“This has been a really cool opportunity to sort of test it out, see what might be needed, the logistics involved. It’s been a nice trial for us for what we might want to do later,” Striped Wolf says.
Designers include Angel Aubichon of the Peepeekisis Cree Nation, who creates authentic handcrafted beaded jewelry and also dabbles in wearable technology. Tobi Davis Eagle Speaker is from the Kainai Nation, and incorporates her Blackfoot heritage into her original designs of earrings, necklaces, watches, purses and moccasins. Clothing designer Derek Jagodzinsky is from the Whitefish First Nation, and his company LUXX Ready-to-Wear’s fashions have been featured in the Native Fashion Now exhibit, which toured throughout the U.S. And Justin Louis of the Cree-Maskwacis Nation is co-founder of Section 35, which crafts both art and clothing.
Bringing it back home
All of this work being undertaken by Striped Wolf, Hamilton and Etzerza is a way to try to give back to Indigenous populations. Striped Wolf’s father was unfortunately part of the Sixties Scoop, which he says had long-lasting negative effects, and violence and self-destruction are unfortunately common in his home community. Striped Wolf’s neighbour Colton Crowshoe was murdered in a crime that remains unsolved. The last witness says Crowshoe’s final interaction was with the police.

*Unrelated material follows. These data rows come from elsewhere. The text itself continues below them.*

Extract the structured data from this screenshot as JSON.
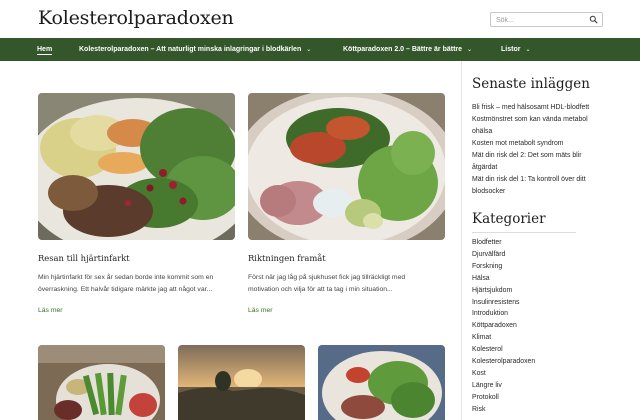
{
  "header": {
    "site_title": "Kolesterolparadoxen",
    "search_placeholder": "Sök..."
  },
  "nav": {
    "items": [
      {
        "label": "Hem",
        "active": true,
        "has_dropdown": false
      },
      {
        "label": "Kolesterolparadoxen – Att naturligt minska inlagringar i blodkärlen",
        "has_dropdown": true
      },
      {
        "label": "Köttparadoxen 2.0 – Bättre är bättre",
        "has_dropdown": true
      },
      {
        "label": "Listor",
        "has_dropdown": true
      }
    ],
    "chevron": "⌄"
  },
  "posts": [
    {
      "title": "Resan till hjärtinfarkt",
      "excerpt_line1": "Min hjärtinfarkt för sex år sedan borde inte kommit som en",
      "excerpt_line2": "överraskning. Ett halvår tidigare märkte jag att något var...",
      "more": "Läs mer",
      "image": "plate-with-kale-meat-and-root-vegetables"
    },
    {
      "title": "Riktningen framåt",
      "excerpt_line1": "Först när jag låg på sjukhuset fick jag tillräckligt med",
      "excerpt_line2": "motivation och vilja för att ta tag i min situation...",
      "more": "Läs mer",
      "image": "plate-with-salad-salmon-and-avocado"
    },
    {
      "image": "plate-with-asparagus-on-wooden-deck"
    },
    {
      "image": "sunset-over-lake"
    },
    {
      "image": "plate-with-meat-and-green-salad"
    }
  ],
  "sidebar": {
    "recent_heading": "Senaste inläggen",
    "recent": [
      "Bli frisk – med hälsosamt HDL-blodfett",
      "Kostmönstret som kan vända metabol",
      "ohälsa",
      "Kosten mot metabolt syndrom",
      "Mät din risk del 2: Det som mäts blir",
      "åtgärdat",
      "Mät din risk del 1: Ta kontroll över ditt",
      "blodsocker"
    ],
    "categories_heading": "Kategorier",
    "categories": [
      "Blodfetter",
      "Djurvälfärd",
      "Forskning",
      "Hälsa",
      "Hjärtsjukdom",
      "Insulinresistens",
      "Introduktion",
      "Köttparadoxen",
      "Klimat",
      "Kolesterol",
      "Kolesterolparadoxen",
      "Kost",
      "Längre liv",
      "Protokoll",
      "Risk"
    ]
  },
  "colors": {
    "nav_bg": "#33562a",
    "link_green": "#3b6b2e"
  }
}
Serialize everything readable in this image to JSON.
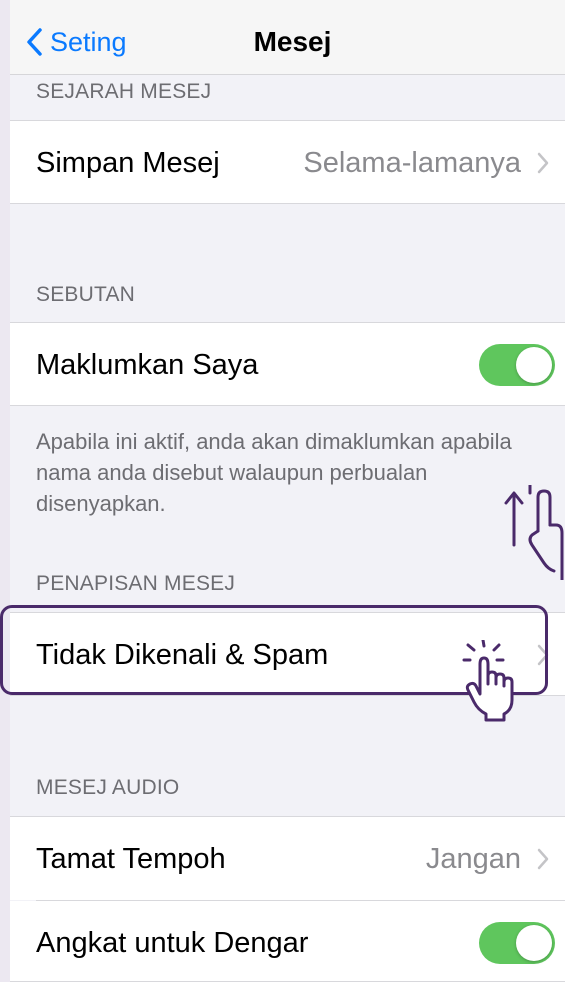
{
  "navbar": {
    "back_label": "Seting",
    "title": "Mesej"
  },
  "sections": {
    "history": {
      "header": "SEJARAH MESEJ",
      "keep_label": "Simpan Mesej",
      "keep_value": "Selama-lamanya"
    },
    "mentions": {
      "header": "SEBUTAN",
      "notify_label": "Maklumkan Saya",
      "notify_on": true,
      "note": "Apabila ini aktif, anda akan dimaklumkan apabila nama anda disebut walaupun perbualan disenyapkan."
    },
    "filtering": {
      "header": "PENAPISAN MESEJ",
      "unknown_label": "Tidak Dikenali & Spam"
    },
    "audio": {
      "header": "MESEJ AUDIO",
      "expire_label": "Tamat Tempoh",
      "expire_value": "Jangan",
      "raise_label": "Angkat untuk Dengar",
      "raise_on": true
    }
  },
  "colors": {
    "accent": "#0a7aff",
    "toggle_on": "#5fc65d",
    "highlight": "#4a2a6a"
  }
}
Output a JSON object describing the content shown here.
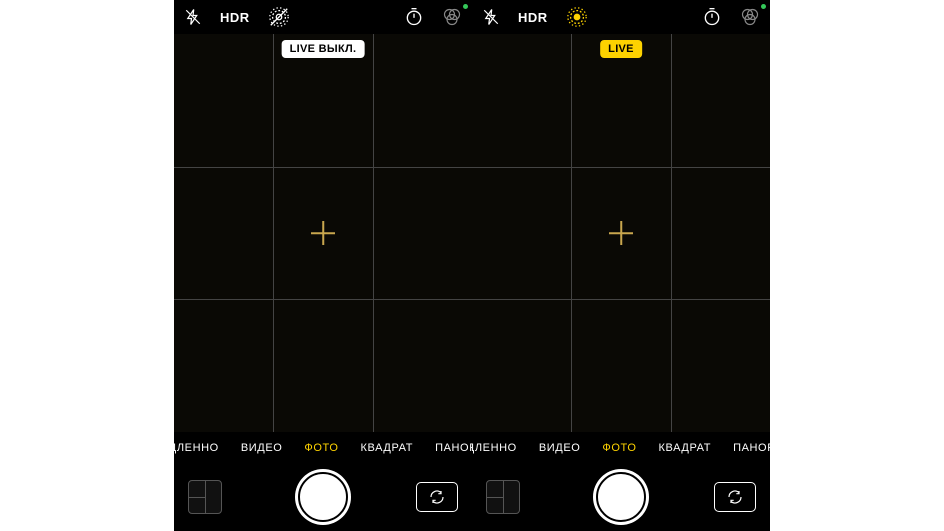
{
  "colors": {
    "accent": "#fdd200",
    "active_dot": "#34c759"
  },
  "left": {
    "topbar": {
      "hdr": "HDR",
      "live_active": false
    },
    "pill": {
      "text": "LIVE ВЫКЛ.",
      "style": "white"
    },
    "modes": [
      "ЕДЛЕННО",
      "ВИДЕО",
      "ФОТО",
      "КВАДРАТ",
      "ПАНОР"
    ],
    "active_mode": 2
  },
  "right": {
    "topbar": {
      "hdr": "HDR",
      "live_active": true
    },
    "pill": {
      "text": "LIVE",
      "style": "yellow"
    },
    "modes": [
      "ЕДЛЕННО",
      "ВИДЕО",
      "ФОТО",
      "КВАДРАТ",
      "ПАНОР"
    ],
    "active_mode": 2
  }
}
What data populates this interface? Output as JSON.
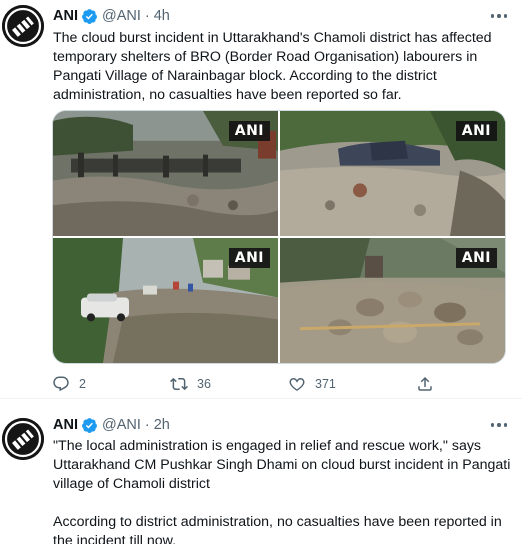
{
  "colors": {
    "text": "#0f1419",
    "secondary": "#536471",
    "verified": "#1d9bf0",
    "border": "#cfd9de",
    "badge_bg": "#141414"
  },
  "avatar_icon": "ani-logo",
  "tweets": [
    {
      "name": "ANI",
      "handle": "@ANI",
      "dot": "·",
      "time": "4h",
      "paragraphs": [
        "The cloud burst incident in Uttarakhand's Chamoli district has affected temporary shelters of BRO (Border Road Organisation) labourers in Pangati Village of Narainbagar block. According to the district administration, no casualties have been reported so far."
      ],
      "media": [
        {
          "badge": "ANI",
          "scene": "debris-covered-village"
        },
        {
          "badge": "ANI",
          "scene": "tarpaulin-shelters-buried"
        },
        {
          "badge": "ANI",
          "scene": "flooded-street-with-cars"
        },
        {
          "badge": "ANI",
          "scene": "boulder-debris"
        }
      ],
      "actions": {
        "replies": "2",
        "retweets": "36",
        "likes": "371"
      }
    },
    {
      "name": "ANI",
      "handle": "@ANI",
      "dot": "·",
      "time": "2h",
      "paragraphs": [
        "\"The local administration is engaged in relief and rescue work,\" says Uttarakhand CM Pushkar Singh Dhami on cloud burst incident in Pangati village of Chamoli district",
        "According to district administration, no casualties have been reported in the incident till now."
      ]
    }
  ]
}
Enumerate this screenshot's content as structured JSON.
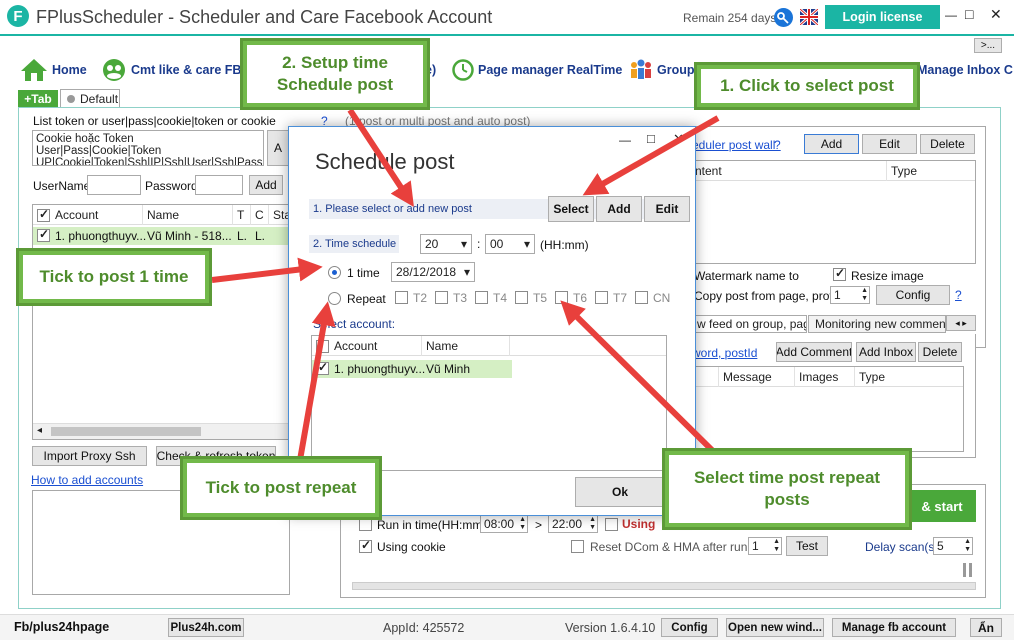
{
  "window": {
    "title": "FPlusScheduler - Scheduler and Care Facebook Account",
    "remain": "Remain 254 days",
    "login_label": "Login license",
    "more_label": ">...",
    "minimize": "—",
    "maximize": "□",
    "close": "✕"
  },
  "nav": {
    "home": "Home",
    "cmt": "Cmt like & care FB",
    "schedule_partial": "e)",
    "page_manager": "Page manager RealTime",
    "group": "Group",
    "manage_inbox": "Manage Inbox C"
  },
  "tabs": {
    "plus": "+Tab",
    "default": "Default"
  },
  "left": {
    "list_label": "List token or user|pass|cookie|token or cookie",
    "textarea_lines": [
      "Cookie hoặc Token",
      "User|Pass|Cookie|Token",
      "UP|Cookie|Token|Ssh|IP|Ssh|User|Ssh|Pass"
    ],
    "side_btn": "A",
    "username_label": "UserName",
    "password_label": "Password",
    "add": "Add",
    "columns": [
      "Account",
      "Name",
      "T",
      "C",
      "Sta"
    ],
    "row": {
      "account": "1. phuongthuyv...",
      "name": "Vũ Minh - 518...",
      "t": "L.",
      "c": "L."
    },
    "import_proxy": "Import Proxy Ssh",
    "check_refresh": "Check & refresh token",
    "how_to": "How to add accounts"
  },
  "right": {
    "question": "?",
    "hint_partial": "(1 post or multi post and auto post)",
    "scheduler_link": "eduler post wall",
    "add": "Add",
    "edit": "Edit",
    "delete": "Delete",
    "col_content": "ntent",
    "col_type": "Type",
    "watermark": "Watermark name to",
    "resize": "Resize image",
    "copy_post": "Copy post from page, profile,",
    "copy_count": "1",
    "config": "Config",
    "help": "?",
    "tab1": "w feed on group, page",
    "tab2": "Monitoring new comment or",
    "keyword": "word, postId",
    "add_comment": "Add Comment",
    "add_inbox": "Add Inbox",
    "del2": "Delete",
    "cols2": [
      "Message",
      "Images",
      "Type"
    ],
    "start": "& start",
    "run_in_time": "Run in time(HH:mm)",
    "time_from": "08:00",
    "time_to": "22:00",
    "arrow": ">",
    "using": "Using",
    "using_cookie": "Using cookie",
    "reset": "Reset DCom & HMA after runned",
    "reset_count": "1",
    "test": "Test",
    "delay": "Delay scan(s)",
    "delay_value": "5"
  },
  "dialog": {
    "title": "Schedule post",
    "minimize": "—",
    "maximize": "□",
    "close": "✕",
    "step1": "1. Please select or add new post",
    "select": "Select",
    "add": "Add",
    "edit": "Edit",
    "step2": "2. Time schedule",
    "hour": "20",
    "minute": "00",
    "hhmm": "(HH:mm)",
    "one_time": "1 time",
    "date": "28/12/2018",
    "repeat": "Repeat",
    "days": [
      "T2",
      "T3",
      "T4",
      "T5",
      "T6",
      "T7",
      "CN"
    ],
    "select_account": "Select account:",
    "col_account": "Account",
    "col_name": "Name",
    "row_account": "1. phuongthuyv...",
    "row_name": "Vũ Minh",
    "ok": "Ok"
  },
  "callouts": {
    "setup_time": "2. Setup time Schedule post",
    "click_select": "1. Click to select post",
    "tick_one": "Tick to post 1 time",
    "tick_repeat": "Tick to post repeat",
    "repeat_posts": "Select time post repeat posts"
  },
  "status": {
    "page": "Fb/plus24hpage",
    "site": "Plus24h.com",
    "appid": "AppId: 425572",
    "version": "Version 1.6.4.10",
    "config": "Config",
    "open_new": "Open new wind...",
    "manage_fb": "Manage fb account",
    "hide": "Ẩn"
  },
  "colors": {
    "accent_teal": "#1bb5a4",
    "callout_green": "#72b94a",
    "arrow_red": "#e8403c",
    "link_blue": "#1a4fd1"
  }
}
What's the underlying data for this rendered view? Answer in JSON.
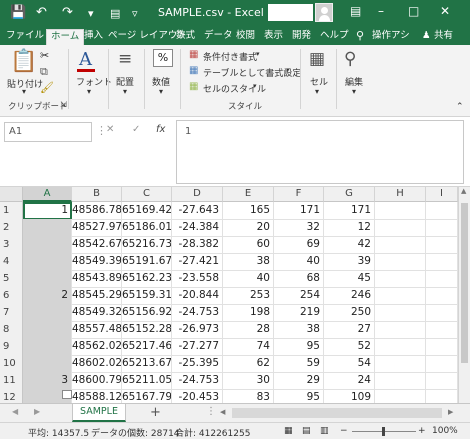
{
  "titlebar": {
    "save_icon": "save-icon",
    "undo_icon": "undo-icon",
    "redo_icon": "redo-icon",
    "title": "SAMPLE.csv  -  Excel",
    "minimize": "–",
    "maximize": "□",
    "close": "✕"
  },
  "tabs": [
    "ファイル",
    "ホーム",
    "挿入",
    "ページ レイアウト",
    "数式",
    "データ",
    "校閲",
    "表示",
    "開発",
    "ヘルプ",
    "操作アシ",
    "共有"
  ],
  "ribbon": {
    "paste": "貼り付け",
    "clipboard": "クリップボード",
    "font": "フォント",
    "align": "配置",
    "number": "数値",
    "percent": "%",
    "conditional": "条件付き書式",
    "table": "テーブルとして書式設定",
    "cellstyle": "セルのスタイル",
    "style": "スタイル",
    "cells": "セル",
    "edit": "編集"
  },
  "formula": {
    "namebox": "A1",
    "cancel": "✕",
    "enter": "✓",
    "fx": "fx",
    "content": "1"
  },
  "columns": [
    "A",
    "B",
    "C",
    "D",
    "E",
    "F",
    "G",
    "H",
    "I"
  ],
  "rows": [
    {
      "n": "1",
      "a": "1",
      "b": "48586.78",
      "c": "65169.42",
      "d": "-27.643",
      "e": "165",
      "f": "171",
      "g": "171"
    },
    {
      "n": "2",
      "a": "",
      "b": "48527.97",
      "c": "65186.01",
      "d": "-24.384",
      "e": "20",
      "f": "32",
      "g": "12"
    },
    {
      "n": "3",
      "a": "",
      "b": "48542.67",
      "c": "65216.73",
      "d": "-28.382",
      "e": "60",
      "f": "69",
      "g": "42"
    },
    {
      "n": "4",
      "a": "",
      "b": "48549.39",
      "c": "65191.67",
      "d": "-27.421",
      "e": "38",
      "f": "40",
      "g": "39"
    },
    {
      "n": "5",
      "a": "",
      "b": "48543.89",
      "c": "65162.23",
      "d": "-23.558",
      "e": "40",
      "f": "68",
      "g": "45"
    },
    {
      "n": "6",
      "a": "2",
      "b": "48545.29",
      "c": "65159.31",
      "d": "-20.844",
      "e": "253",
      "f": "254",
      "g": "246"
    },
    {
      "n": "7",
      "a": "",
      "b": "48549.32",
      "c": "65156.92",
      "d": "-24.753",
      "e": "198",
      "f": "219",
      "g": "250"
    },
    {
      "n": "8",
      "a": "",
      "b": "48557.48",
      "c": "65152.28",
      "d": "-26.973",
      "e": "28",
      "f": "38",
      "g": "27"
    },
    {
      "n": "9",
      "a": "",
      "b": "48562.02",
      "c": "65217.46",
      "d": "-27.277",
      "e": "74",
      "f": "95",
      "g": "52"
    },
    {
      "n": "10",
      "a": "",
      "b": "48602.02",
      "c": "65213.67",
      "d": "-25.395",
      "e": "62",
      "f": "59",
      "g": "54"
    },
    {
      "n": "11",
      "a": "3",
      "b": "48600.79",
      "c": "65211.05",
      "d": "-24.753",
      "e": "30",
      "f": "29",
      "g": "24"
    },
    {
      "n": "12",
      "a": "",
      "b": "48588.12",
      "c": "65167.79",
      "d": "-20.453",
      "e": "83",
      "f": "95",
      "g": "109"
    }
  ],
  "sheet": {
    "name": "SAMPLE",
    "add": "+"
  },
  "status": {
    "avg": "平均: 14357.5",
    "count": "データの個数: 28714",
    "sum": "合計: 412261255",
    "zoom": "100%"
  },
  "colors": {
    "accent": "#217346"
  }
}
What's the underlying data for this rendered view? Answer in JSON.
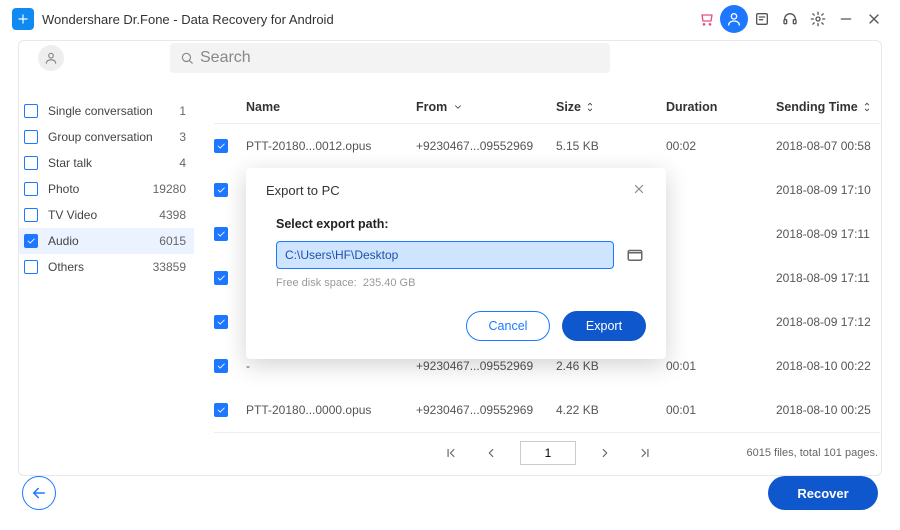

“I’ve had multiple experiences where I’ve gone to these memorials and seen elders just cry and basically beg us to do something. It was at the Colton Crowshoe one where they said, ‘The police aren’t listening to us. Governments aren’t listening to us. The only thing we can do now is tell our youth to go and do something.’”
Those words touched Spirit River, and led him to discover his passion for studying policy. Seeing the “bigger picture” is providing him with power.
“Right now I think we’re in an interesting period of time, and I think that interesting period gives us policy windows and opportunities to be able to make change.”
July 5, 2018 — Michelle Bodnar